Aim of the exercise —
Give back every record below in full and exactly, but without a single image.

════════════════

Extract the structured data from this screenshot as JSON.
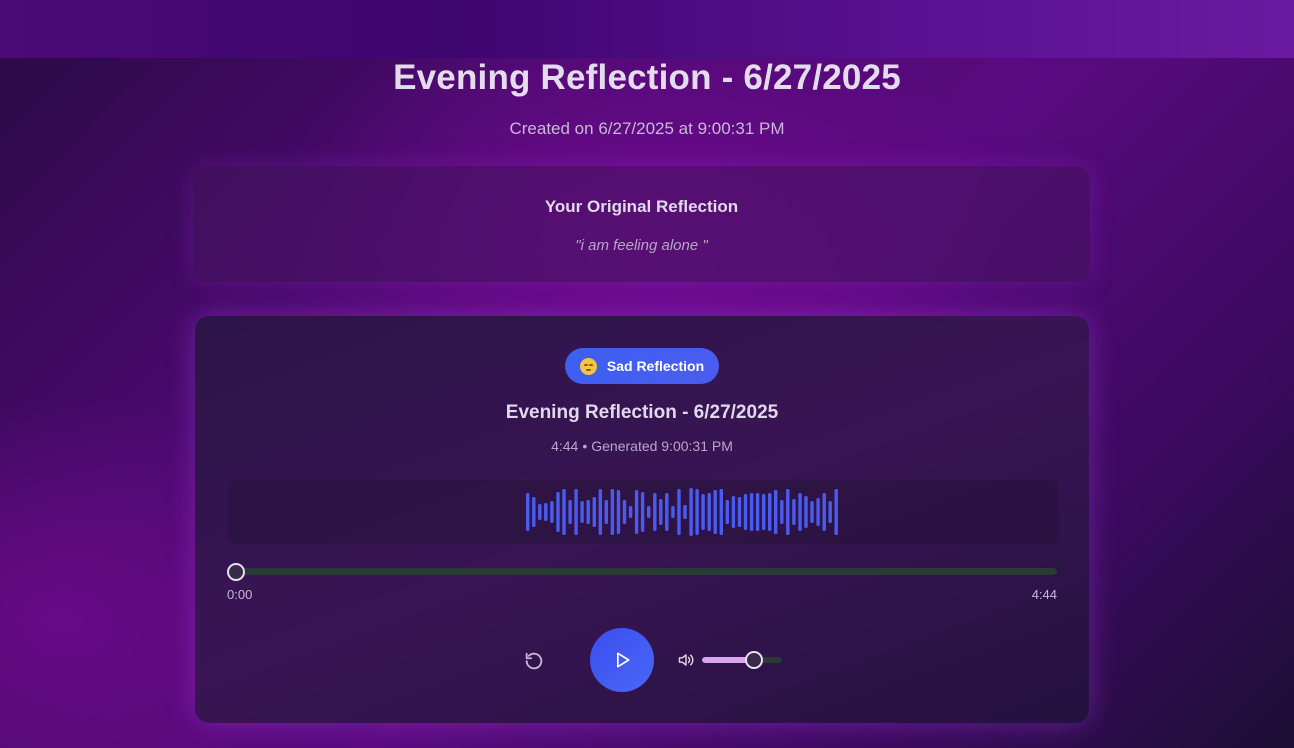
{
  "header": {
    "page_title": "Evening Reflection - 6/27/2025",
    "created": "Created on 6/27/2025 at 9:00:31 PM"
  },
  "original": {
    "title": "Your Original Reflection",
    "text": "\"i am feeling alone \""
  },
  "player": {
    "badge_emoji": "sad-face-icon",
    "badge_label": "Sad Reflection",
    "track_title": "Evening Reflection - 6/27/2025",
    "duration": "4:44",
    "separator": "•",
    "generated": "Generated 9:00:31 PM",
    "current_time": "0:00",
    "total_time": "4:44",
    "progress": 0,
    "volume": 0.65,
    "accent_color": "#3d5ff0",
    "volume_color": "#d9a6f0",
    "icons": {
      "restart": "restart-icon",
      "play": "play-icon",
      "volume": "volume-icon"
    }
  }
}
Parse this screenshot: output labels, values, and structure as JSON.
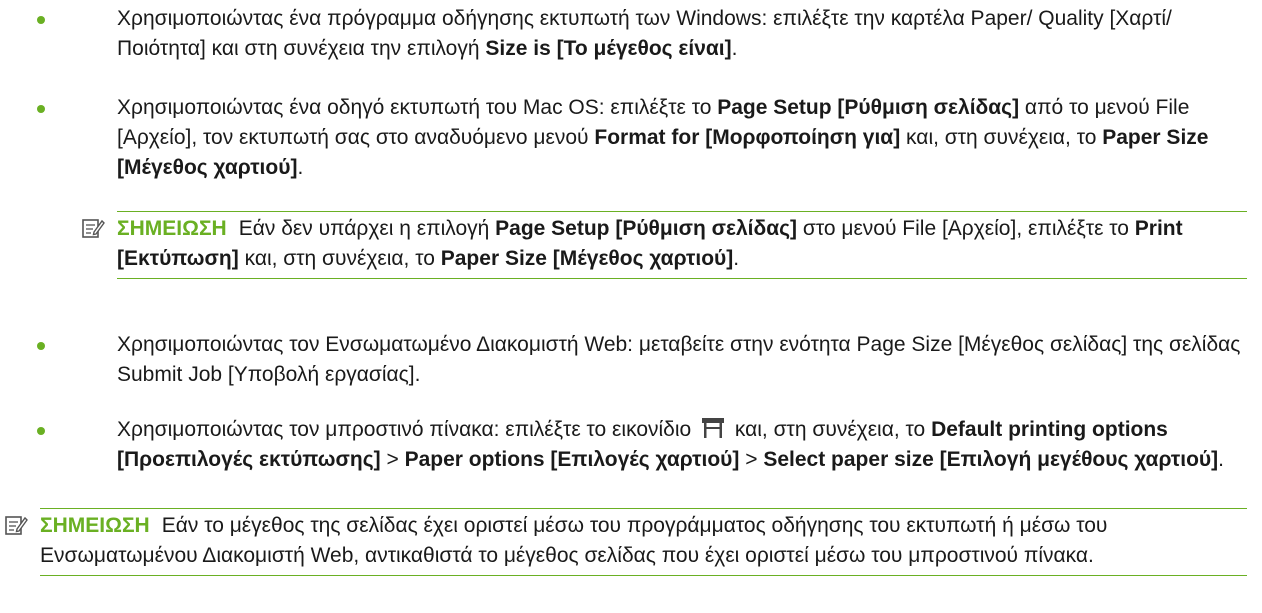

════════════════

Expected answer —
Extract the structured data from this screenshot as JSON.
{
  "header": {
    "page_title": "Evening Reflection - 6/27/2025",
    "created": "Created on 6/27/2025 at 9:00:31 PM"
  },
  "original": {
    "title": "Your Original Reflection",
    "text": "\"i am feeling alone \""
  },
  "player": {
    "badge_emoji": "sad-face-icon",
    "badge_label": "Sad Reflection",
    "track_title": "Evening Reflection - 6/27/2025",
    "duration": "4:44",
    "separator": "•",
    "generated": "Generated 9:00:31 PM",
    "current_time": "0:00",
    "total_time": "4:44",
    "progress": 0,
    "volume": 0.65,
    "accent_color": "#3d5ff0",
    "volume_color": "#d9a6f0",
    "icons": {
      "restart": "restart-icon",
      "play": "play-icon",
      "volume": "volume-icon"
    }
  }
}
Parse this screenshot: output labels, values, and structure as JSON.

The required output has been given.